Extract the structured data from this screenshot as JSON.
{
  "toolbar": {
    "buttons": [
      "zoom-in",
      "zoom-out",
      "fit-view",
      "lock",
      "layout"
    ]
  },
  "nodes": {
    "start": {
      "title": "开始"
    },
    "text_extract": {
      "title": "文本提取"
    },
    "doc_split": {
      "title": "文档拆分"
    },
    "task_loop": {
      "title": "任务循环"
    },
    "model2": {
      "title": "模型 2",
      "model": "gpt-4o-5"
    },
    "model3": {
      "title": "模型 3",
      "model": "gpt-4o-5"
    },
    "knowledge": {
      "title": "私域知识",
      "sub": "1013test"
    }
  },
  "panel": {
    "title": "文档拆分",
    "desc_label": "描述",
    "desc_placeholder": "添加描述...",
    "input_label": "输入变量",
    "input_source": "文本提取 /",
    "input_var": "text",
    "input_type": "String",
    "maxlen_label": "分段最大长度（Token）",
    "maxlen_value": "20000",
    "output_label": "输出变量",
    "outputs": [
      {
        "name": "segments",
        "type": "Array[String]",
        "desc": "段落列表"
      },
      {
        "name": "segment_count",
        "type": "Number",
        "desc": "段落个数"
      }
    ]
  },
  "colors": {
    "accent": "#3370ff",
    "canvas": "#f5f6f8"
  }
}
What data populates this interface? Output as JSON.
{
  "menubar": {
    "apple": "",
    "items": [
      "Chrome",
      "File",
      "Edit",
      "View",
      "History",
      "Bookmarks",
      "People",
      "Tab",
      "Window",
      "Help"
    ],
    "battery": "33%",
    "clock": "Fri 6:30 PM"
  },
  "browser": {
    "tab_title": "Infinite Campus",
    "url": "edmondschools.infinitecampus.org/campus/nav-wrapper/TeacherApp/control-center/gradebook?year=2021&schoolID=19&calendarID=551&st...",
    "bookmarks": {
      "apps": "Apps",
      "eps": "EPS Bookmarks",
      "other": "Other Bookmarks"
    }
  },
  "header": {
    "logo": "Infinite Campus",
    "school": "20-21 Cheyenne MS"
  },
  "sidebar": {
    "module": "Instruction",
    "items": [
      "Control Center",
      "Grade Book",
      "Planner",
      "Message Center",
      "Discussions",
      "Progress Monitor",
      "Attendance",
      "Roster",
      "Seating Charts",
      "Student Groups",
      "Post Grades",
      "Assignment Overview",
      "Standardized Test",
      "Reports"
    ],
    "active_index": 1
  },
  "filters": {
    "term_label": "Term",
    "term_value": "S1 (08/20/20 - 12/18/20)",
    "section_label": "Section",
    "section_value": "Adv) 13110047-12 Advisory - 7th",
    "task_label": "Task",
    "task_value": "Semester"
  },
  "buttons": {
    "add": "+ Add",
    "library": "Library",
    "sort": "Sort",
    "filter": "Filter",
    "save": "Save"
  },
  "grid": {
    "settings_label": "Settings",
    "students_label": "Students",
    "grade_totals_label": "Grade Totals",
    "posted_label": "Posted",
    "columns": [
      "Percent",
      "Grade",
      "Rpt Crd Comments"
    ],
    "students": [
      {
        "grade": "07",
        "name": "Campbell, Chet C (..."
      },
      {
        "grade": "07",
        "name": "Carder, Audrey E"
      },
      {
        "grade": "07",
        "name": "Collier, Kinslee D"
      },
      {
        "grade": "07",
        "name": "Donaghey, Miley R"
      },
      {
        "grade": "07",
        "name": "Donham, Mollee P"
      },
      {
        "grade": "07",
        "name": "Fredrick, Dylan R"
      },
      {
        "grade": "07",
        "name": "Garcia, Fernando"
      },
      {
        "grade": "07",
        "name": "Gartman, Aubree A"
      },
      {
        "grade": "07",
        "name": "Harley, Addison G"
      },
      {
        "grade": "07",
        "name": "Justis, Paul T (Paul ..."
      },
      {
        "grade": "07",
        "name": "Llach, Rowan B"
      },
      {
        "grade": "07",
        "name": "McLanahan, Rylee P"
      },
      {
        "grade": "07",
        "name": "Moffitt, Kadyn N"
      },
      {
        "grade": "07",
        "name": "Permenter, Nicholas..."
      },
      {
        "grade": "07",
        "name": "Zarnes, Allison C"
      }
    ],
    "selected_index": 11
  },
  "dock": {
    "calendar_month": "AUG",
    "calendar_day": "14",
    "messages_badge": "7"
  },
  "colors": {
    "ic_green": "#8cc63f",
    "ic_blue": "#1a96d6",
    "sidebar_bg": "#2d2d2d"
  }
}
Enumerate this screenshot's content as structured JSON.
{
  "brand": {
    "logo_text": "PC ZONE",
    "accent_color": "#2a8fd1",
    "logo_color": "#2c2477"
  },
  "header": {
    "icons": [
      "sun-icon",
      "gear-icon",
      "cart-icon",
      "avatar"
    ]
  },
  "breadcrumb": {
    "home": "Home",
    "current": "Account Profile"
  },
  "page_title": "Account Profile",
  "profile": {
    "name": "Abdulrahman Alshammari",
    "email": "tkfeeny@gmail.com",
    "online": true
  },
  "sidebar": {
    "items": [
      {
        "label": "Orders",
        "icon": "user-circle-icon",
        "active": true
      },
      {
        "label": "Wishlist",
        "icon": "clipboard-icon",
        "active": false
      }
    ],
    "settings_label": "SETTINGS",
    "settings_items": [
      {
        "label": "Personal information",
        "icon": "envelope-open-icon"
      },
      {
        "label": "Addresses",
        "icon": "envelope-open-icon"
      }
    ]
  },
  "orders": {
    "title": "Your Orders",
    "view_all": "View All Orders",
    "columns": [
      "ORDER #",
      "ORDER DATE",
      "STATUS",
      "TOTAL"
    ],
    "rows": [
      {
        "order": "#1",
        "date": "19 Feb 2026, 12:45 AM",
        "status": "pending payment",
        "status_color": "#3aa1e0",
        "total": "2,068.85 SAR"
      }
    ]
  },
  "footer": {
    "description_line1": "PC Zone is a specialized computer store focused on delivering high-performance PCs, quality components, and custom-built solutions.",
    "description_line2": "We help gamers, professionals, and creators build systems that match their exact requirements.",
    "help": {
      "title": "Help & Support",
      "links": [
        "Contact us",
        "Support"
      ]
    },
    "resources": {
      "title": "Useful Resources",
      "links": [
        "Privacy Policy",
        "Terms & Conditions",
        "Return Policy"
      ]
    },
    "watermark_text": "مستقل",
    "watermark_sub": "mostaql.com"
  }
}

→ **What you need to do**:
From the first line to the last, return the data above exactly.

→ **Result of this task**:
Extract the structured data from this screenshot as JSON.
{
  "toolbar": {
    "buttons": [
      "zoom-in",
      "zoom-out",
      "fit-view",
      "lock",
      "layout"
    ]
  },
  "nodes": {
    "start": {
      "title": "开始"
    },
    "text_extract": {
      "title": "文本提取"
    },
    "doc_split": {
      "title": "文档拆分"
    },
    "task_loop": {
      "title": "任务循环"
    },
    "model2": {
      "title": "模型 2",
      "model": "gpt-4o-5"
    },
    "model3": {
      "title": "模型 3",
      "model": "gpt-4o-5"
    },
    "knowledge": {
      "title": "私域知识",
      "sub": "1013test"
    }
  },
  "panel": {
    "title": "文档拆分",
    "desc_label": "描述",
    "desc_placeholder": "添加描述...",
    "input_label": "输入变量",
    "input_source": "文本提取 /",
    "input_var": "text",
    "input_type": "String",
    "maxlen_label": "分段最大长度（Token）",
    "maxlen_value": "20000",
    "output_label": "输出变量",
    "outputs": [
      {
        "name": "segments",
        "type": "Array[String]",
        "desc": "段落列表"
      },
      {
        "name": "segment_count",
        "type": "Number",
        "desc": "段落个数"
      }
    ]
  },
  "colors": {
    "accent": "#3370ff",
    "canvas": "#f5f6f8"
  }
}
What data populates this interface? Output as JSON.
{
  "menubar": {
    "apple": "",
    "items": [
      "Chrome",
      "File",
      "Edit",
      "View",
      "History",
      "Bookmarks",
      "People",
      "Tab",
      "Window",
      "Help"
    ],
    "battery": "33%",
    "clock": "Fri 6:30 PM"
  },
  "browser": {
    "tab_title": "Infinite Campus",
    "url": "edmondschools.infinitecampus.org/campus/nav-wrapper/TeacherApp/control-center/gradebook?year=2021&schoolID=19&calendarID=551&st...",
    "bookmarks": {
      "apps": "Apps",
      "eps": "EPS Bookmarks",
      "other": "Other Bookmarks"
    }
  },
  "header": {
    "logo": "Infinite Campus",
    "school": "20-21 Cheyenne MS"
  },
  "sidebar": {
    "module": "Instruction",
    "items": [
      "Control Center",
      "Grade Book",
      "Planner",
      "Message Center",
      "Discussions",
      "Progress Monitor",
      "Attendance",
      "Roster",
      "Seating Charts",
      "Student Groups",
      "Post Grades",
      "Assignment Overview",
      "Standardized Test",
      "Reports"
    ],
    "active_index": 1
  },
  "filters": {
    "term_label": "Term",
    "term_value": "S1 (08/20/20 - 12/18/20)",
    "section_label": "Section",
    "section_value": "Adv) 13110047-12 Advisory - 7th",
    "task_label": "Task",
    "task_value": "Semester"
  },
  "buttons": {
    "add": "+ Add",
    "library": "Library",
    "sort": "Sort",
    "filter": "Filter",
    "save": "Save"
  },
  "grid": {
    "settings_label": "Settings",
    "students_label": "Students",
    "grade_totals_label": "Grade Totals",
    "posted_label": "Posted",
    "columns": [
      "Percent",
      "Grade",
      "Rpt Crd Comments"
    ],
    "students": [
      {
        "grade": "07",
        "name": "Campbell, Chet C (..."
      },
      {
        "grade": "07",
        "name": "Carder, Audrey E"
      },
      {
        "grade": "07",
        "name": "Collier, Kinslee D"
      },
      {
        "grade": "07",
        "name": "Donaghey, Miley R"
      },
      {
        "grade": "07",
        "name": "Donham, Mollee P"
      },
      {
        "grade": "07",
        "name": "Fredrick, Dylan R"
      },
      {
        "grade": "07",
        "name": "Garcia, Fernando"
      },
      {
        "grade": "07",
        "name": "Gartman, Aubree A"
      },
      {
        "grade": "07",
        "name": "Harley, Addison G"
      },
      {
        "grade": "07",
        "name": "Justis, Paul T (Paul ..."
      },
      {
        "grade": "07",
        "name": "Llach, Rowan B"
      },
      {
        "grade": "07",
        "name": "McLanahan, Rylee P"
      },
      {
        "grade": "07",
        "name": "Moffitt, Kadyn N"
      },
      {
        "grade": "07",
        "name": "Permenter, Nicholas..."
      },
      {
        "grade": "07",
        "name": "Zarnes, Allison C"
      }
    ],
    "selected_index": 11
  },
  "dock": {
    "calendar_month": "AUG",
    "calendar_day": "14",
    "messages_badge": "7"
  },
  "colors": {
    "ic_green": "#8cc63f",
    "ic_blue": "#1a96d6",
    "sidebar_bg": "#2d2d2d"
  }
}
Enumerate this screenshot's content as structured JSON.
{
  "brand": {
    "logo_text": "PC ZONE",
    "accent_color": "#2a8fd1",
    "logo_color": "#2c2477"
  },
  "header": {
    "icons": [
      "sun-icon",
      "gear-icon",
      "cart-icon",
      "avatar"
    ]
  },
  "breadcrumb": {
    "home": "Home",
    "current": "Account Profile"
  },
  "page_title": "Account Profile",
  "profile": {
    "name": "Abdulrahman Alshammari",
    "email": "tkfeeny@gmail.com",
    "online": true
  },
  "sidebar": {
    "items": [
      {
        "label": "Orders",
        "icon": "user-circle-icon",
        "active": true
      },
      {
        "label": "Wishlist",
        "icon": "clipboard-icon",
        "active": false
      }
    ],
    "settings_label": "SETTINGS",
    "settings_items": [
      {
        "label": "Personal information",
        "icon": "envelope-open-icon"
      },
      {
        "label": "Addresses",
        "icon": "envelope-open-icon"
      }
    ]
  },
  "orders": {
    "title": "Your Orders",
    "view_all": "View All Orders",
    "columns": [
      "ORDER #",
      "ORDER DATE",
      "STATUS",
      "TOTAL"
    ],
    "rows": [
      {
        "order": "#1",
        "date": "19 Feb 2026, 12:45 AM",
        "status": "pending payment",
        "status_color": "#3aa1e0",
        "total": "2,068.85 SAR"
      }
    ]
  },
  "footer": {
    "description_line1": "PC Zone is a specialized computer store focused on delivering high-performance PCs, quality components, and custom-built solutions.",
    "description_line2": "We help gamers, professionals, and creators build systems that match their exact requirements.",
    "help": {
      "title": "Help & Support",
      "links": [
        "Contact us",
        "Support"
      ]
    },
    "resources": {
      "title": "Useful Resources",
      "links": [
        "Privacy Policy",
        "Terms & Conditions",
        "Return Policy"
      ]
    },
    "watermark_text": "مستقل",
    "watermark_sub": "mostaql.com"
  }
}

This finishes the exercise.